## Exercise
Every record here must be copied exactly, except for the images it holds.

The records section start

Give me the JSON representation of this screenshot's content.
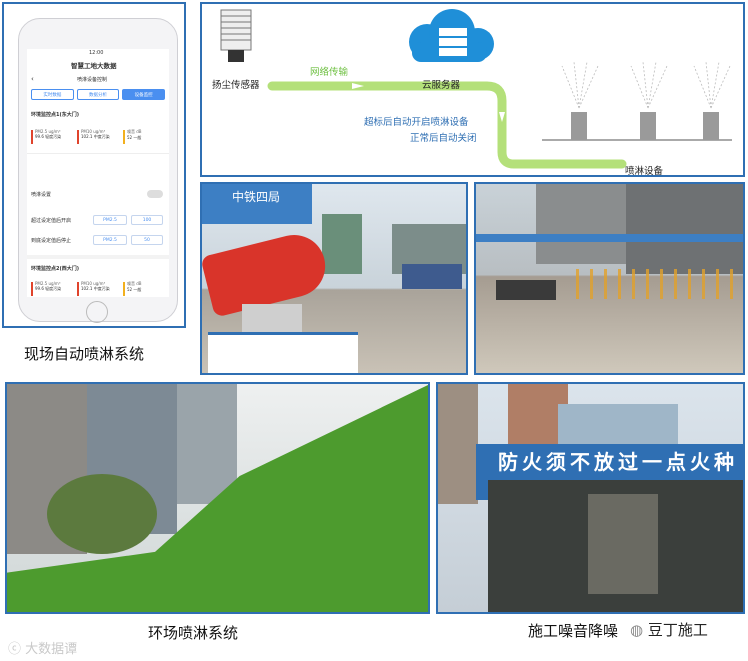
{
  "phone": {
    "status_time": "12:00",
    "app_title": "智慧工地大数据",
    "page_title": "喷淋设备控制",
    "tabs": [
      {
        "label": "实时数据",
        "active": false
      },
      {
        "label": "数据分析",
        "active": false
      },
      {
        "label": "设备监控",
        "active": true
      }
    ],
    "section1": "环境监控点1(东大门)",
    "readings": [
      {
        "label": "PM2.5 ug/m³",
        "value": "99.6 轻度污染"
      },
      {
        "label": "PM10 ug/m³",
        "value": "102.1 中度污染"
      },
      {
        "label": "噪音 dB",
        "value": "52 一般"
      }
    ],
    "spray_setting": "喷淋设置",
    "rule_on_label": "超过设定值后开启",
    "rule_on_param": "PM2.5",
    "rule_on_value": "100",
    "rule_off_label": "到底设定值后停止",
    "rule_off_param": "PM2.5",
    "rule_off_value": "50",
    "section2": "环境监控点2(西大门)",
    "readings2": [
      {
        "label": "PM2.5 ug/m³",
        "value": "99.6 轻度污染"
      },
      {
        "label": "PM10 ug/m³",
        "value": "102.1 中度污染"
      },
      {
        "label": "噪音 dB",
        "value": "52 一般"
      }
    ]
  },
  "diagram": {
    "sensor_label": "扬尘传感器",
    "network_label": "网络传输",
    "server_label": "云服务器",
    "rule_on": "超标后自动开启喷淋设备",
    "rule_off": "正常后自动关闭",
    "sprinkler_label": "喷淋设备"
  },
  "photos": {
    "cannon_sign": "中铁四局",
    "tent_banner": "防火须不放过一点火种"
  },
  "captions": {
    "auto_spray": "现场自动喷淋系统",
    "ring_spray": "环场喷淋系统",
    "noise": "施工噪音降噪",
    "watermark_left": "大数据谭",
    "watermark_right": "豆丁施工"
  },
  "colors": {
    "frame": "#2f6fb3",
    "pipe": "#b4e07a",
    "cloud": "#1f8fd8",
    "rule_text": "#2f6fb3",
    "grass": "#4d9b2e"
  }
}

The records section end

## Exercise answer
Give me the JSON representation of this screenshot's content.
{
  "phone": {
    "status_time": "12:00",
    "app_title": "智慧工地大数据",
    "page_title": "喷淋设备控制",
    "tabs": [
      {
        "label": "实时数据",
        "active": false
      },
      {
        "label": "数据分析",
        "active": false
      },
      {
        "label": "设备监控",
        "active": true
      }
    ],
    "section1": "环境监控点1(东大门)",
    "readings": [
      {
        "label": "PM2.5 ug/m³",
        "value": "99.6 轻度污染"
      },
      {
        "label": "PM10 ug/m³",
        "value": "102.1 中度污染"
      },
      {
        "label": "噪音 dB",
        "value": "52 一般"
      }
    ],
    "spray_setting": "喷淋设置",
    "rule_on_label": "超过设定值后开启",
    "rule_on_param": "PM2.5",
    "rule_on_value": "100",
    "rule_off_label": "到底设定值后停止",
    "rule_off_param": "PM2.5",
    "rule_off_value": "50",
    "section2": "环境监控点2(西大门)",
    "readings2": [
      {
        "label": "PM2.5 ug/m³",
        "value": "99.6 轻度污染"
      },
      {
        "label": "PM10 ug/m³",
        "value": "102.1 中度污染"
      },
      {
        "label": "噪音 dB",
        "value": "52 一般"
      }
    ]
  },
  "diagram": {
    "sensor_label": "扬尘传感器",
    "network_label": "网络传输",
    "server_label": "云服务器",
    "rule_on": "超标后自动开启喷淋设备",
    "rule_off": "正常后自动关闭",
    "sprinkler_label": "喷淋设备"
  },
  "photos": {
    "cannon_sign": "中铁四局",
    "tent_banner": "防火须不放过一点火种"
  },
  "captions": {
    "auto_spray": "现场自动喷淋系统",
    "ring_spray": "环场喷淋系统",
    "noise": "施工噪音降噪",
    "watermark_left": "大数据谭",
    "watermark_right": "豆丁施工"
  },
  "colors": {
    "frame": "#2f6fb3",
    "pipe": "#b4e07a",
    "cloud": "#1f8fd8",
    "rule_text": "#2f6fb3",
    "grass": "#4d9b2e"
  }
}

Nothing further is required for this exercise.